“Life is like a box of chocolates. You never know what you’re gonna get.”
That saying is also really true for racing, since racing is a great metaphor for life. You get out of what you put in. Sometimes, you have an absolutely perfect race, you’re in a flow state and everything just seems to magically click. Most times, unfortunately, it’s not the case. From the gun to the finish line, it’s just a sluggish grind. A battle between your mind and your body. A constant fight between that voice in your heard that wants you to slow down or stop and your will that powers you to continue.
70.3 St-George was one of those days.
For the past few days I felt really tired and sick. My taper consisted in lying on the couch, sleeping and watching Netflix. The activation the day before the race was horrible. I couldn’t breathe through my nose, my legs were dead even while spinning really slowly… not super motivating before a big race!
I was 90 % sure that I would be able to compete but still decided to go to the race briefing in case I would feel better the day of the race. It’s always a hard decision to make when you’re not sure whether you should race or not when you are sick or injured. In the case of an injury you shouldn’t race if racing may greatly worsen the injury. In the case of sickness, it’s a lot more difficult to make a decision. It depends on how sick you are and what are your goals. For instance, if you have a cold and your goal is to finish the race you should definitely race, since you’ll be able to compete, but not at your peak level of fitness, and finish the race. However, when your objectives are to compete and achieve a great results (both position and time) and when you have other races coming up, it’s a lot harder to determine what’s the best decision.
I felt quite a bit better the morning of the race but I could tell that if I decided to race it would be one of those long, ugly and painful grind. I decided to gamble it and toe the line. The gun went off and I already regretted my decision to race. I felt so tired and was moving really slowly. Countless times, I thought of pulling to the side, lifting my arm and jumping into one of the boats. But then I would bargain with that voice in my head:
“Ok, you’re feeling like sh!T but let’s just try to get to the next buoy”.
“Ok, next buoy”
I finally swam dragged my body to the sore. What a relief! I could finally pull the plug, go home and sleep. But then I continued to bargain with my mind: “Lets we try to bike for a little bit, maybe you’ll feel better”. This little negotiation with my mind, continued all day long:
“Continue until the next hill.”
“Maybe just a bit longer.”
After a while I was able to hit some OK power numbers. Far from what I had planned but better than nothing! I was still having fun and enjoyed the bike course. It always impressive to see legends like Sanders, Kienle and Talansky riding their bike! The last hill was a complete grind. It just seemed endless! At that moment I remembered why I told myself last year that I wasn’t gonna do this race again! I was SO happy to finally see the top of the hill and start the downhill toward T2.
I was physically and mentally not prepared to hammer on the run, especially being so far behind the leaders. I tried to keep a positive mental attitude (PMA like John Joseph would say!) and forget about my position, my pace, the hills and my blisters. I wish I would have been strong enough mentally to dig deeper throughout the run course.

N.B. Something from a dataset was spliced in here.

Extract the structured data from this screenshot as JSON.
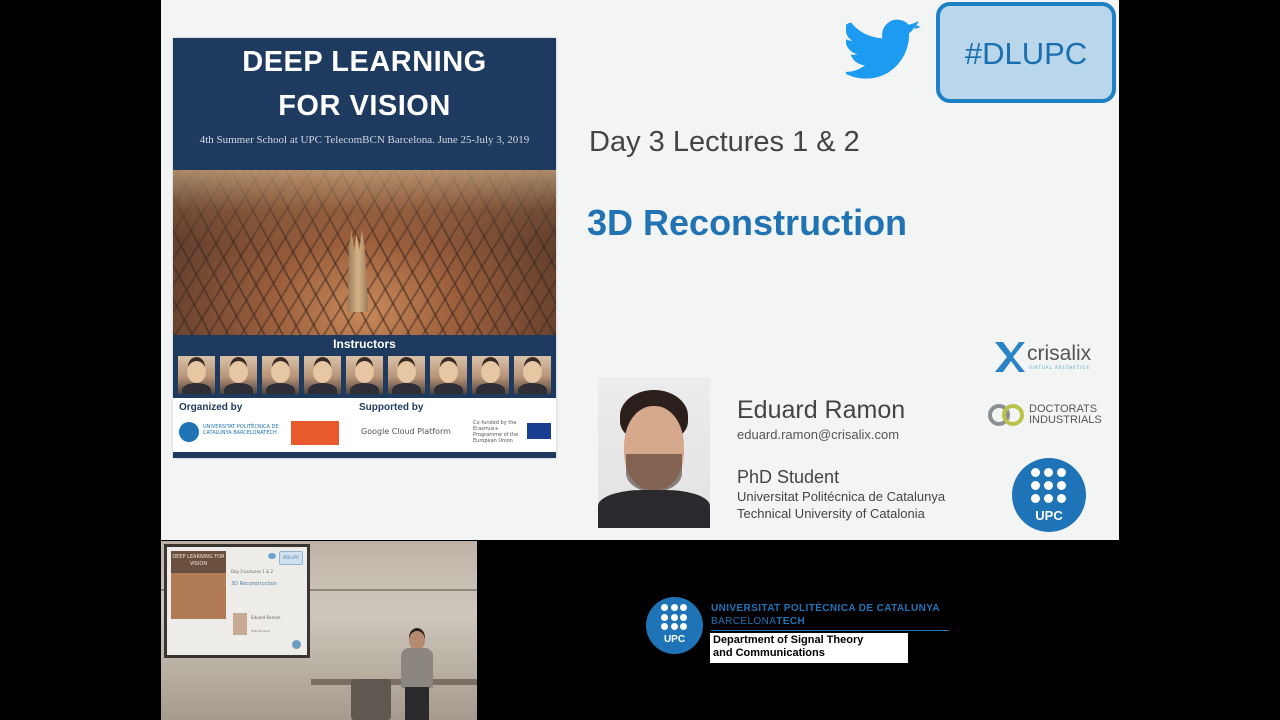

When I saw the finish line. The first emotion I felt was relief! I survived a shitty day, on a tough course, against a great field of athletes. I could have dropped out sooooo many times or even not start at all but I won the battle against my mind and pushed through, even though it wasn’t pretty, it wasn’t fast and it was far from what I wanted to accomplish.
I picked a bad chocolate in the chocolate box and ate it all instead of spitting it. Maybe next time I’ll pick a good chocolate 😉
ONWARD AND UPWARD!